[Name] Nakagawa Yuta

Current affiliation (work/university, job title/graduate school) As of July 2018, currently enrolled in the College of Humanities, School of Humanities and Culture.

[Year of graduation, affiliation (school group/ class name)] March 2019: Expected graduation from College of Humanities, School of Humanities and Culture

April 2019: Planning to join an IT company in Tokyo

[Period of study] September 2015 to July 2016: University of Narxoz, Almaty, Kazakhstan

[Main program activities]

Overseas training (Kazakhstan, 10 days)

Internship (Kazakh Japan Human Resources Development Center)

Economic Forum (Theme: Problems and Solutions for Industrial Structure in Central Asia)


(1) Please tell us about your current work/research.

I belong to the College of Humanities, School of Humanities and Culture of the University of Tsukuba and am working on my graduation thesis. The theme of my graduation thesis on the thoughts and values the younger generation in Kazakhstan has for languages such as Russian and Kazakh. As I exchanged many words with young people in Kazakhstan through studying abroad, I became interested in their language awareness and values. I would like to make full use of the personal connections and language skills I have cultivated up to now and write papers while enjoying it.


(2) Please tell us your motivation to participate in the program and what you think it is good to participate in the program again/ that you are glad to have studied abroad (such as the power you think you gained through your activities).

While I had a vague goal of “definitely studying abroad,” I happened to hear about Kazakhstan from a senior student I had befriended at university, and this sparked my interest in the country. It was the first thing that made me decide to study in Kazakhstan. At that time, I heard about the Ge-NIS program for Russian-speaking countries and applied without hesitation. What good timing!

I became a Ge-NIS program student because of this. I feel that it was good to participate in the program because I was inspired to learn a lot of decision making. Through the activities of the program, I encountered situations where I had to think for myself and make decisions on a daily basis, and I feel that my originally indecisive personality has changed into a person who can make decisions.

Also, it was really good that I was able to meet a variety of people, with a focus on Russian language. I would like to continue to value the connections that I have gained through the program.

Through my study abroad, I met a lot of people. One of the main reasons why I was able to make my own decisions was because I was exposed to various people’s values through studying abroad, which made me realize that there is no single right answer.

(3) What was your most memorable episode during your study abroad?

The most memorable moment was when we held a big field day at Almaty. A casual comment from a fellow Japanese student led to the idea of planning something interesting to show our gratitude to the people who had helped us there…yes, we decided to have a big field day in the Japanese style.

Everything was handmade for the field day, so we proceeded on our own with the support of others, from creating the general program to making the necessary accessories for the day and attracting visitors. The night before the field day, all the international students rented a daily apartment and stayed overnight to put the final touches on the project at a rapid pace, which I remember as vividly as if it were yesterday.

It was a series of turbulence on the day.

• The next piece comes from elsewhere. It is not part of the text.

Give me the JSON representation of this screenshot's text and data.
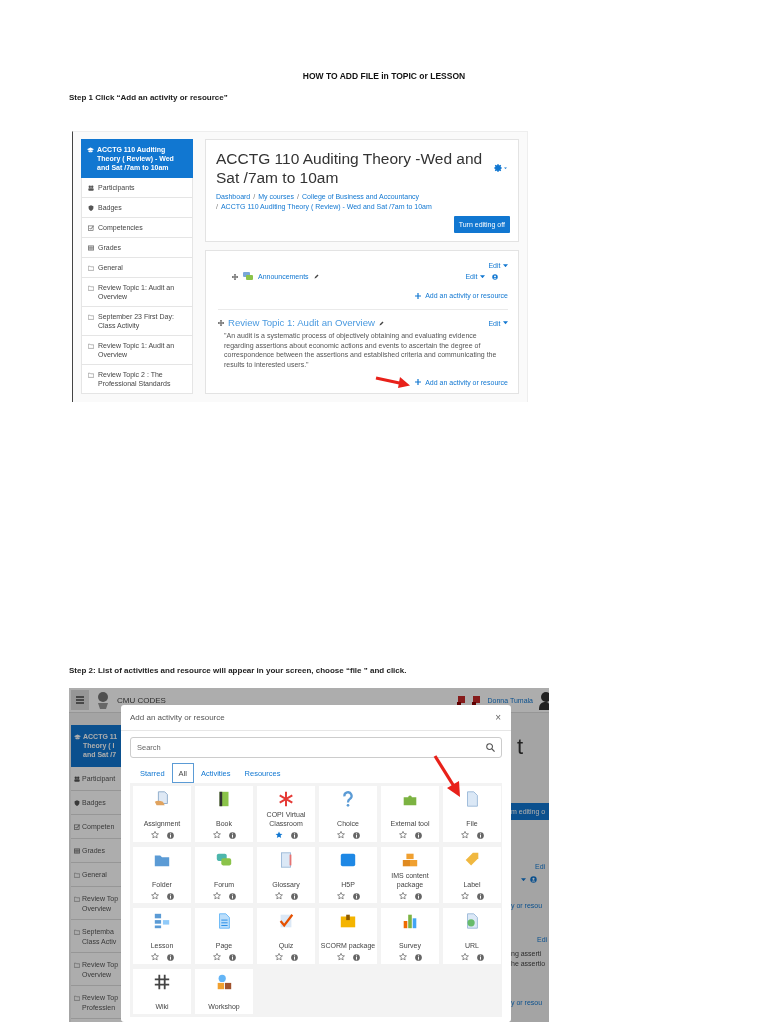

I was preparing ahead so that I could explain Japanese sports events and competitions well, but there were some language barriers that made communicate difficult than I had thought. By illustrating with my finger on the floor, and running around a lot to demonstrate… I realized how difficult it was to tell them exactly what they didn’t know. As a result, I was relieved that all the participants had understood. It was very heartwarming to see everyone enjoying themselves and laughing as they participated in the competition. All of these are good things that make me laugh when I look back.

After the field day, with the participants. It’s the best memory I have. I would like to continue to interact with people I have met in Kazakhstan (by the way, I am on the left side of the front row).


(4) Please tell us about your future dreams (goals and challenges).

In the long term, my goal is to become the one and only IT talent without a substitute.

As a result of various events and encounters with people, I decided to work in the IT industry, changing the direction of my vague idea of working in a Russian-speaking region to take advantage of my expertise. Nevertheless, I would like to continue to cherish the connections with Russian-speaking people that I have maintained interest in throughout my student life. In the future, I would like to do a job that no one else can do with IT and Russian-speaking nodes.


(5) Please give a message to the University and our students.

In terms of career choices, I have been told that I am indecisive with no core. I think the reason for this is that I didn’t have enough specific visions for my career. I am very grateful to the University of Tsukuba and the Ge-NIS program for providing me with the opportunity to build my vision and make up my mind.

It’s not usual that your vision or what you want to do suddenly appears in front of you one day. In many cases, I feel (now) that visions only become concrete when you search for them yourself and think about them with your mind. I am not in a position to say such a thing, but I would like to recommend to juniors to try to build their own vision as soon as possible.

When I went hiking on a mountain in the suburbs of Almaty. I walked around too much, and my legs were like sticks.